Over Valentine’s Day weekend, Leesville was successful in the school’s very first Youth and Government (YAG) Conference.
Every year, YMCA delegations and schools from Asheville to Winston Salem congregate at downtown Raleigh to hold a conference for students who have a passion for politics, government and the law. Over the conference weekend, many events and competitions are held for students with bills to be passed into “YAG Law”, Mock Trials, Appellants in the Court of Appeals, Freshmen in the Freshman forum (a freshman-only legislature), and many other categories. Below is a breakdown of each category:
Students from across the state present mock bills to a Senate and House of Representatives, also made up of students. Once the bills are passed in the houses, they go to the governors cabinet. There, the bills are debated. The ones that the governor likes are passed into “YAG Law.” “YAG Law” bills pass through every house and the governor’s cabinet and are treated as if they are being passed into a mock form of law.
Court of Appeals

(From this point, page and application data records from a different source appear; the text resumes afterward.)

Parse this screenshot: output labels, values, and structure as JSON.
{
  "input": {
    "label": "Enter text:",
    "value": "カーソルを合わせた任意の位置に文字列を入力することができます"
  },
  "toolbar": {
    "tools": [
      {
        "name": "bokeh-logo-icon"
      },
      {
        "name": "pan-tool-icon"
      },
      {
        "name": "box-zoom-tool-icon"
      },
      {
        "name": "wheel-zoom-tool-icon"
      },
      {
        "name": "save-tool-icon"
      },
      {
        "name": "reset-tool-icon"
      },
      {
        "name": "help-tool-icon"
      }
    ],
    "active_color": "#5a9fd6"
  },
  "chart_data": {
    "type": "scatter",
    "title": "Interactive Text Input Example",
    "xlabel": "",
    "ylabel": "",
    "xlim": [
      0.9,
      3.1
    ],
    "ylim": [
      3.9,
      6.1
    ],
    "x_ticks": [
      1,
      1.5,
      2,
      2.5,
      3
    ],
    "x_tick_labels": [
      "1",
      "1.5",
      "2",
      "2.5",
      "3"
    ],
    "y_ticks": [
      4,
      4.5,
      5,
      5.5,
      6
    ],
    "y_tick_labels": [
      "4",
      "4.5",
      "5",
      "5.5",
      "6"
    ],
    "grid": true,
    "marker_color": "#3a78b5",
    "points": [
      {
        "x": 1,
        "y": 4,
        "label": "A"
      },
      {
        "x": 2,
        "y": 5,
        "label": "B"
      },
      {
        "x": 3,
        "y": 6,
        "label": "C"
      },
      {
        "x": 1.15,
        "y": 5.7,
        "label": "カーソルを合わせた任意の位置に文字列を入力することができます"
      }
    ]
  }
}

Students develop briefs (legal arguments or summaries of longer documents) and oral arguments as attorneys for mock cases in a Court of Appeals. Students would have to be able to argue both sides of a case against other participants.
Students must argue as the Plaintiff and Defense for criminal cases ranging from murder to shoplifting. Unlike Court of Appeals, there are witnesses as well as a jury.
Freshman Forum is legislature only for ninth graders (minus the governor’s cabinet). This is a great way for new students to be accustomed to how YAG Legislature works because they only have to argue their bill against other people who are attending the conference for the first time, not people who are experienced in the Legislative part of YAG.
Participants who are interested in journalism and media spend the weekend interviewing other participants, writing articles for the daily YAG paper, creating a newscast and taking photos for slideshows and social media.
Lobbyists argue for and against bills that are trying to be passed in legislature.
Budget Analysts must argue how and why the bill they’re arguing for is “financially responsible” or not.
Out of the four Leesville students who participated in the conference, all earned some form of an award.
Michael Beauregard, freshman, won best debater in Freshman Forum; Allison Fisher, junior, had her bill on private nurse practitioners passed into YAG Law; Rebecca Dupree and her partner Troy Sturdivant, both juniors (Sturdivant not being a Leesville student), had their bill on gambling in NC passed into YAG Law, and Will Hollerung, sophomore, won Model Attorney in the Court of Appeals.
“I loved being able to see how the government worked and debating my bill,” said Fisher when asked what she enjoyed most from her first YAG experience. She is looking forward to next year’s conference and hopes to be more involved with the bill passing process.
Rebecca Dupree, junior, said that she “didn’t expect much this year because it was Leesville’s first time attending,” but was proud of how well everyone did.
Michael Beauregard enjoyed his YAG experience because it taught him “parliamentary procedure, and how law making works.” In the future, he hopes to be a part of the House and have his bills passed into law.
All students who attended the conference this year seem determined to do well, so the students who participate in next year’s Youth and Government Conference should be just as successful.